2. When there has been an inadvertent disclosure of PHI by a person authorized to access PHI at a covered entity or business associate, to another person authorized to access PHI at the covered entity or business associate.

An example of this is when an authorized individual provides the medical information of a patient to another authorized individual, but a mistake is made and the information of a different patient ends up being disclosed instead.

3. When the covered entity or business associate has a good faith belief that the unauthorized person to whom the impermissible disclosure was made would not have been able to retain that information.

An example of this occurs when a doctor gives a medical chart to a person who is not authorized to view the information in the chart. The doctor then realizes that a mistake has been made, and retrieves the information before it is likely that any PHI has been read and information retained. 

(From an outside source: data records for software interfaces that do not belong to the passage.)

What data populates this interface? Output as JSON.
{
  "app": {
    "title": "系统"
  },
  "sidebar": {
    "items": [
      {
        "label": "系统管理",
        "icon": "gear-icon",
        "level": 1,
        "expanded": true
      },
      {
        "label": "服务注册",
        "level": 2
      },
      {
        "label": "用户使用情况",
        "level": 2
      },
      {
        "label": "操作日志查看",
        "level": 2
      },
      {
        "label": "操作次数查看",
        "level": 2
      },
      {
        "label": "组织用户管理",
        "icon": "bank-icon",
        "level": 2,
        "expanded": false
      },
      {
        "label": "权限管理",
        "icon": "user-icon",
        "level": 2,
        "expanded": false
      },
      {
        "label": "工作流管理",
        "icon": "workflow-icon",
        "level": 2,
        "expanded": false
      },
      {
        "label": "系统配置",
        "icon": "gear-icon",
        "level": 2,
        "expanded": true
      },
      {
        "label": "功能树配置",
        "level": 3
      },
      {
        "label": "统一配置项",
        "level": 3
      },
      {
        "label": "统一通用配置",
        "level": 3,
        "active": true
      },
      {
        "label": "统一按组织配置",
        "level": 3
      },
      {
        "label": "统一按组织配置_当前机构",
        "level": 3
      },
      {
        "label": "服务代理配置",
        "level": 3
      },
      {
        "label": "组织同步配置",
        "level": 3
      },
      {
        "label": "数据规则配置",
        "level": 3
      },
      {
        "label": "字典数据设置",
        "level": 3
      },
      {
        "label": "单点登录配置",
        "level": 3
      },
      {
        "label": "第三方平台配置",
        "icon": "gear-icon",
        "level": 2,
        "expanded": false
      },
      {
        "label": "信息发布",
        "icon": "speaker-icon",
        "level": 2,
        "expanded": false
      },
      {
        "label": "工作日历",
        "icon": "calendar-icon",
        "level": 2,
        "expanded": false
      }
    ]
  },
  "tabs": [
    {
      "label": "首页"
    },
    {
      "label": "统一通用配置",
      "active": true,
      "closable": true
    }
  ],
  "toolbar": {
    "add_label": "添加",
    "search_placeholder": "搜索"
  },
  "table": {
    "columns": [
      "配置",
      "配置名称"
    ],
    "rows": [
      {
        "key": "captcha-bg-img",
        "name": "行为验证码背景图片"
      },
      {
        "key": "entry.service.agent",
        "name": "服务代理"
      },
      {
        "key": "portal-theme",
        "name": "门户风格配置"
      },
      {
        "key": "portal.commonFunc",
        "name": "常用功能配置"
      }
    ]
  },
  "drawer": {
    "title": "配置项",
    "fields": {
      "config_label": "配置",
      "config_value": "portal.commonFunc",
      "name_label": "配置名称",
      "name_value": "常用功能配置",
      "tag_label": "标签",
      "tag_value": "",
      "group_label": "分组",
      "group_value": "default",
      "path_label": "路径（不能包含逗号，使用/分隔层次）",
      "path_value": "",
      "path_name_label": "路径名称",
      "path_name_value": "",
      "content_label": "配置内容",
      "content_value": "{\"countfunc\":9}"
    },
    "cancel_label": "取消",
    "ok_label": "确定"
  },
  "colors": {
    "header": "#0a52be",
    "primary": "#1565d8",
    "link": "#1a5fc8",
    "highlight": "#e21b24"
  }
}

Note that in each of the above three cases, while breach notifications are not required, staff members must nonetheless still report the incident to the Privacy Officer. 

When Can an Accidental Disclosure of PHI Result in a Fine?

If an accidental disclosure does not fall within one of the three above exceptions, the business associate or covered entity must report the breach to OCR within 60 days of discovery.

In all other cases when there has been a breach of unsecured PHI, the incident must be reported by an individual to OCR within 60 days of the discovery of the breach. The business associate must report the breach to the covered entity within 60 days of disclosure. 

Generally, an entity can be fined for a breach if the cause of the breach was failure to implement or maintain a required privacy or security measure. 

How Should Business Associates Respond to an Accidental HIPAA Violation?

The business associate agreement should contain specific language as to how to properly respond to an accidental disclosure. The response procedure should be followed if and when an accidental disclosure is made. Under the HIPAA Breach Notification Rule, a business associate must report all accidental HIPAA violations and data breaches to the covered entity within 60 days of discovery. As a practical matter, the business associate should notify the covered entity as soon as possible.

When a business associate reports accidental HIPAA violations and data breaches to the covered entity, the business associate should provide as many details of the accidental disclosure of PHI or breach as possible. Doing so will allow the covered entity to make an informed determination as to the best course of action to take. 

Prevent HIPAA Breaches

Don’t fall victim to breaches. Protect your business by becoming compliant today!